The sickness of much TV news--and entertainment--these days is their pursuit of the lower truths, which leads to a cheapening of life. Thus, when a couple of talented guys like Sagansky and Capra suddenly get into positions of enormous influence, you hope they’ll somehow burst free from the years of network indoctrination that has wormed its way into their thinking, and go for breakout forms that exhilarate and uplift viewers. That’s not merely wishful thinking--it’s good business, because TV’s biggest hits invariably are those that break the rules. Consider:

You can start with “Today” itself--there was never anything like it. And the “Tonight” show--another ground-breaker. And “60 Minutes.” And “All in the Family,” which became perhaps the most influential TV comedy of all time as it broke countless taboos with Carroll O’Connor as bigot Archie Bunker. And “Laugh-In,” which had the same kind of stupendous social impact in variety programming as “All in the Family” did as a sitcom. And “Cagney & Lacey,” a television landmark for feminist thinking.

And more: Cable News Network--CNN--for instance. And C-SPAN. And “The Cosby Show,” which was given little chance because TV comedy was dead at the time it debuted. And “Murder, She Wrote,” which broke the rules by offering Angela Lansbury as a middle-age woman detective with no major male co-star. And “Hill Street Blues,” which captured the 1980s in a bottle.

And ABC’s “Wide World of Sports,” now starting its 30th year, and “Monday Night Football,” 20 years old, and “Nightline,” with us now for 10 years--all these shows the creation of one man, Roone Arledge, just as former NBC President Sylvester (Pat) Weaver gave us “Today” and “Tonight.”

At the moment, ABC--the network of “Roseanne,” “thirtysomething” and “The Wonder Years"--remains the leader in the search for breakout hits, daring TV again with two intriguing upcoming series using the generally abandoned half-hour dramatic form. One is “Elvis,” which debuts Feb. 6 with Michael St. Gerard portraying Elvis Presley as a young man. The other, due this spring, is “Brewster Place,” with Oprah Winfrey in a weekly story based on her TV movie about black women in a ghetto.
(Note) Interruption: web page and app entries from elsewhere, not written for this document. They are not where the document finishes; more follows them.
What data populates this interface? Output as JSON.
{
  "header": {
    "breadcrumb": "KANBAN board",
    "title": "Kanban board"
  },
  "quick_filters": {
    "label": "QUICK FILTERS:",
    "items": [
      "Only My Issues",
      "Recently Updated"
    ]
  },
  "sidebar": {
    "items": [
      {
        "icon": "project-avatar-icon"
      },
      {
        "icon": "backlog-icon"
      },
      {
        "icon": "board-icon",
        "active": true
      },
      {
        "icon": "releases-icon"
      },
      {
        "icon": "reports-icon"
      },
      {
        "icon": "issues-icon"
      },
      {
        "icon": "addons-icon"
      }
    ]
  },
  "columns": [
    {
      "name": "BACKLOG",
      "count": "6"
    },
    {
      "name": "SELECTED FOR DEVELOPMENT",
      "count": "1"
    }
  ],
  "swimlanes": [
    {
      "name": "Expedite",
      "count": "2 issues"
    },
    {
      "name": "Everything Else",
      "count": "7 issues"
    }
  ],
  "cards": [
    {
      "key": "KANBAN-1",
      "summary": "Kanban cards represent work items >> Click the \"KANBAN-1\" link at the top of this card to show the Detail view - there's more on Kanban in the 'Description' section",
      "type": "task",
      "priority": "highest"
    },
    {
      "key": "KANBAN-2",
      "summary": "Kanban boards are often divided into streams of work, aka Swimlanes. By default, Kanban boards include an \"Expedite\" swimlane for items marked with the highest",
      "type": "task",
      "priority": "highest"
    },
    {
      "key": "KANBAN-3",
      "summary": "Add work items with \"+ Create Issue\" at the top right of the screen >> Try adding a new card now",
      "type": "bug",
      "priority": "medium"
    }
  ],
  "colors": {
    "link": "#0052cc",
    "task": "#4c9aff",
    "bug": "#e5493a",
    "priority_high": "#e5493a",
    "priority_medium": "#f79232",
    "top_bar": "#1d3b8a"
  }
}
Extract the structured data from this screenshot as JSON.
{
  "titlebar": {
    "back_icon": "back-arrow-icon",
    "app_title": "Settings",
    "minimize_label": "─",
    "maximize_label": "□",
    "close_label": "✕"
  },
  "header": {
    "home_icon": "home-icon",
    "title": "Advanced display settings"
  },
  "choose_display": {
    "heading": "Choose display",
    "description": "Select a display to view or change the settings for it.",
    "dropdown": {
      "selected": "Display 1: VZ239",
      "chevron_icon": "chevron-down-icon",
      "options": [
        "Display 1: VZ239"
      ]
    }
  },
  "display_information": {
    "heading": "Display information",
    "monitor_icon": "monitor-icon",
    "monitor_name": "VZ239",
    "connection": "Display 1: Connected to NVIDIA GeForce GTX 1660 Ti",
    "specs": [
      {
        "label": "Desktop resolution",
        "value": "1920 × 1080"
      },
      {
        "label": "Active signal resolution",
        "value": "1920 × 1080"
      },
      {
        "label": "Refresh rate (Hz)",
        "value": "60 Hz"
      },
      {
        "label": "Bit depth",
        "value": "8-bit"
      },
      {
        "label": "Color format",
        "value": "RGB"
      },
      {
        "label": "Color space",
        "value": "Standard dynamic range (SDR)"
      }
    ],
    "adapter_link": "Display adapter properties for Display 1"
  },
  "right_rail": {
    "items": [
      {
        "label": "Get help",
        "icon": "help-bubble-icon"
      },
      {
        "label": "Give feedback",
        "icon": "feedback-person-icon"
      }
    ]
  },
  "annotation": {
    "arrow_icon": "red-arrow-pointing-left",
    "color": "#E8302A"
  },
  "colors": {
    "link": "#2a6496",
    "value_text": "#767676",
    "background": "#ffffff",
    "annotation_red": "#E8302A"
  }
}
Miracles are always there for the making in TV. If you are Jeff Sagansky or Tom Capra, you are now entering the twilight zone for TV executives. It can be a terrifying place, or a thrilling one.